(PROBLEM DETAILS): One number, and no other words, should make up the answer: how many lines of the listing contain the string "text".
+--
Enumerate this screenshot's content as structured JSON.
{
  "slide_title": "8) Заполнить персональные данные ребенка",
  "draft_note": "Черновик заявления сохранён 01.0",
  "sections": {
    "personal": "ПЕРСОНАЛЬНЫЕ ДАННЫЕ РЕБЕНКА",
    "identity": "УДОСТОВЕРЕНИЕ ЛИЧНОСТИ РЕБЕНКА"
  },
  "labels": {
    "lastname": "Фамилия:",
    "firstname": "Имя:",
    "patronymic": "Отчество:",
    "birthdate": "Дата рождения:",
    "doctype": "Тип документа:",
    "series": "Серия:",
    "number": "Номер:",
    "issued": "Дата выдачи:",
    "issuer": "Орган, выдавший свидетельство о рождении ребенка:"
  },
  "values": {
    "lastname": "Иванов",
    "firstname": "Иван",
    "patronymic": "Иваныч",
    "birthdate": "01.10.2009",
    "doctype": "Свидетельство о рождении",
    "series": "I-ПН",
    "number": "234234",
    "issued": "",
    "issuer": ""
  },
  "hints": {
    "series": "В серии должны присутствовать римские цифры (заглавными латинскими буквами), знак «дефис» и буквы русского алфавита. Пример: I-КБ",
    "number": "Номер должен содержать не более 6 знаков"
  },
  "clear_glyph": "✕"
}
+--
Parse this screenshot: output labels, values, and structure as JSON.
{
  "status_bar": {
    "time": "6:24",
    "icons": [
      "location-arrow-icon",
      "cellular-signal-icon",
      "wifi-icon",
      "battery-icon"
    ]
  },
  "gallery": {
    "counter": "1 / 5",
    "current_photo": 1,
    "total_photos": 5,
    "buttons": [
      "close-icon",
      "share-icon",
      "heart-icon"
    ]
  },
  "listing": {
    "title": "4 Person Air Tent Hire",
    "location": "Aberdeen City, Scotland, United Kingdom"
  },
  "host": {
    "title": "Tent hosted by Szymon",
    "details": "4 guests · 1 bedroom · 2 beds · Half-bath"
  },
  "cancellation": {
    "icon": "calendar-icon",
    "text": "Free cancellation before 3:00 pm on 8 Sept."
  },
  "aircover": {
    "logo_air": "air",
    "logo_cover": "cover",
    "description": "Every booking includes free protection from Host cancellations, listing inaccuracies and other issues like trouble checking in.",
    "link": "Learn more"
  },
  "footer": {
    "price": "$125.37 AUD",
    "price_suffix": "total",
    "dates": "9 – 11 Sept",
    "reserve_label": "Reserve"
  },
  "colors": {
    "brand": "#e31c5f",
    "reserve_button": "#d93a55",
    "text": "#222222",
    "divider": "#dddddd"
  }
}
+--
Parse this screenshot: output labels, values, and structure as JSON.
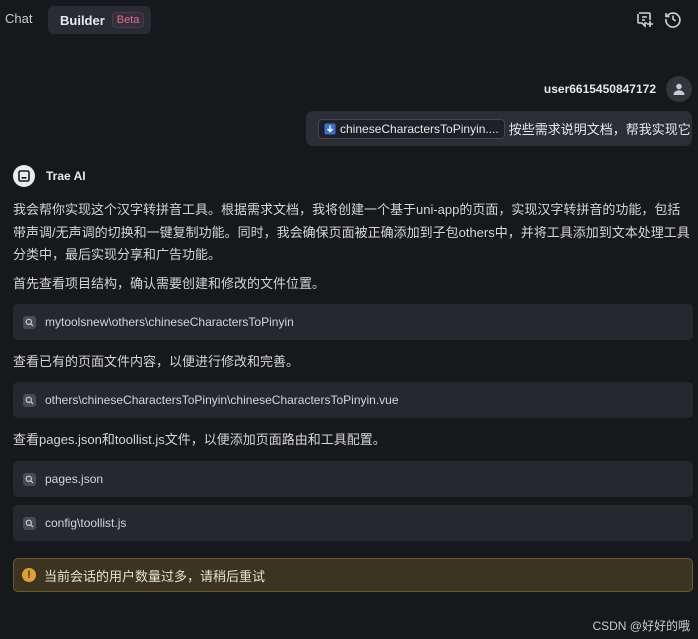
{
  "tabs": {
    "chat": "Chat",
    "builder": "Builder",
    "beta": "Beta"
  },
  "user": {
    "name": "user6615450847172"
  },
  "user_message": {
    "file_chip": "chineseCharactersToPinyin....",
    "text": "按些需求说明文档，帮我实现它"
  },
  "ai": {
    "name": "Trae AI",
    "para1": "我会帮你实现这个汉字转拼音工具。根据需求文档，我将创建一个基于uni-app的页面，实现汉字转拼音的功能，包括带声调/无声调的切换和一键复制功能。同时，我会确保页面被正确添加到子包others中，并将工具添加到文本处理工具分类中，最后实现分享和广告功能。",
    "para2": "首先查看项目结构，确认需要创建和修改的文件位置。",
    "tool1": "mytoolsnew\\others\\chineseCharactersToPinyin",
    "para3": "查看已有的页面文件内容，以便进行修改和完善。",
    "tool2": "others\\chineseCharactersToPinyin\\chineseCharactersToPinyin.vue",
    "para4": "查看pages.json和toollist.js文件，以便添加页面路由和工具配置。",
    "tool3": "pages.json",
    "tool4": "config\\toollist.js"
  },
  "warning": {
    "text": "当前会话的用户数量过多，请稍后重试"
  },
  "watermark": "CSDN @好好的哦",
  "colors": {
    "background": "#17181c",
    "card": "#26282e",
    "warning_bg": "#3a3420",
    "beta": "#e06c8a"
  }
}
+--
(WRITTEN RESPONSE): 4